Pop culture is mostly lost on me. Most of the time I don’t really understand what all the hype is about the latest fad. I’m not the type who typically jumps at something just because most everyone is doing it. So when this whole social networking thing exploded, I just sat in the sidelines, waiting to see where this whole thing would lead. A lot of my friends were sending me invites to join Friendster and MySpace but I ignored them all. I was kind of a snob, you see, and I felt they were geared more towards kids and would be just a grand waste of my time. Then in 2007, a close friend sent me an invitation to join Facebook. Curiosity got the better of me and I signed up. It was then that the whole world of social networking opened up for me.
Facebook was only the beginning. Soon enough I joined LinkedIn (for professional networking) and Twitter (just because a lot of people I know are on it) and I got a massive information overload! With so many people sharing information, how can one find enough time in the day to absorb them all? And, if that wasn’t enough, there were people I was interacting with on a regular basis. I mean who would have thought that there would come a time when I would be exchanging tweets with a person in Thailand about the results of American Idol?

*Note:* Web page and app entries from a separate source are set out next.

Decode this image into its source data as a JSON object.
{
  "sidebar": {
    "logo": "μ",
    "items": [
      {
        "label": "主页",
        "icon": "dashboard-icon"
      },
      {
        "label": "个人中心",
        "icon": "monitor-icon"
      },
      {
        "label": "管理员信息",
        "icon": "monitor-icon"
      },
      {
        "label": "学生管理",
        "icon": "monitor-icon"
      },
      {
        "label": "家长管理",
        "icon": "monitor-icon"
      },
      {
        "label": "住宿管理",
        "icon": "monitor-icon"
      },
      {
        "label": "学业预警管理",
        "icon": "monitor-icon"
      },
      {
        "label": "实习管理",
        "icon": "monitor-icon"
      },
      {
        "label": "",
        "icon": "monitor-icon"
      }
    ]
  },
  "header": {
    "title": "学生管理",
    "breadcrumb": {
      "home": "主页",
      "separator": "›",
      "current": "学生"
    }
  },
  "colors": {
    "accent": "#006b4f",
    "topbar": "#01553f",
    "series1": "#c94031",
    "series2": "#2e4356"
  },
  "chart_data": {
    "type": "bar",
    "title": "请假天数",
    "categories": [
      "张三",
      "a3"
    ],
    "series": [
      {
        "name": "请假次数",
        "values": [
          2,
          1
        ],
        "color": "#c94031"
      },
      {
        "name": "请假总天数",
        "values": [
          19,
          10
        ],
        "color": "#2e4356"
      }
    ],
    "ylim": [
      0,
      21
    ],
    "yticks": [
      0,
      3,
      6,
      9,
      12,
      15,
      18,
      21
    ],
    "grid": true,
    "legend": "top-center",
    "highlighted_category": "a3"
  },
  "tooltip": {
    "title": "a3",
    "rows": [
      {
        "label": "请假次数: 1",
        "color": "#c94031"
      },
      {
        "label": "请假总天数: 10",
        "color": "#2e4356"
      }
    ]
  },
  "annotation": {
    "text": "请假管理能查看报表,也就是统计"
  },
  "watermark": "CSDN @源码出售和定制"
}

However, if I were to choose which one really made quite an impact on my daily life, it would be Facebook. I check LinkedIn only occassionally to keep tabs with industry news and the latest workplace trends and to see what my former bosses and co-workers have been up to lately. Even rarer was for me to send and receive tweets. With Facebook, I’m in it consistently, every waking hour of every day, at work, at home, at the train station. If I’m not at my computer, then I’m checking it on my phone. It’s always the first website I visit every time I log in. I think it’s become a sickness but I just truly enjoy the interaction I have with my friends and family on my wall – well, my “Plank”, as I have set my Facebook page’s language to Pirate English. I hardly even send them email anymore. All my sharing I do on Facebook now. Before, if I don’t have someone’s email, then I pretty much lose touch of them. Nowadays, if someone doesn’t have a Facebook account, then they get left out of my updates like pictures of my new baby or compelling videos of a cat trying to fit in boxes of varying sizes.
When I signed up for a Facebook account, I had no idea it would consume so much time to keep up with all the news feeds and to give feedbacks and comments on pictures, videos and links people are sharing. That’s not even counting the time spent on games, which I have now stopped doing as there’s not enough time in the day to work them all in. Facebook is now officially my number one cause of non-productive activity. I really should limit my usage of it but how else can I connect with my long lost friends and relatives? Through Facebook, I’ve found friends I haven’t had contact with since after graduating from high school. Cousins and cousins twice removed have found me and we’ve all reunited somehow, keeping abreast of each other’s lives. I’ve even rekindled a relationship with a person I’ve fallen in love with in high school. I’ve always known that the internet is a powerful medium for bringing people together but Facebook has gone beyond that by allowing me to customize my experience, to control with whom I want to interact and to choose which information to share.
Of course, just like with any other website, we all should be aware of what we’re allowing people to see and always use extreme precaution when sharing personal information. When it comes to sharing information, Facebook makes it really easy for us to do that – but unfortunately same goes for third party applications and advertisers.
So, I’m always careful with what I post on Facebook. What I wouldn’t want other people to know, I don’t share as my privacy is only as good as what I post online. Despite the privacy issues though, I really love using Facebook and I do believe it helped social networking transcend from just a facet of pop culture into the mainstream. The speed by which I can interact with friends, relatives and even potential business clients makes for an efficient way to share information. I no longer have the need to send emails of baby pictures or stupid jokes or some useful article that I’ve read. All I do is post them and all those in my network are free to peruse them anytime they want. No need to clutter their inbox with stuff they’re only going to read once. I never thought the day would come that I would think email is inefficient but when I hear a couple of friends saying that they’d rather post messages on Facebook because people check that more often than email, then I’d postulate that Facebook is now eclipsing email as a primary method of keeping in touch with people. Which of course begs the question: “What’s next after Facebook?”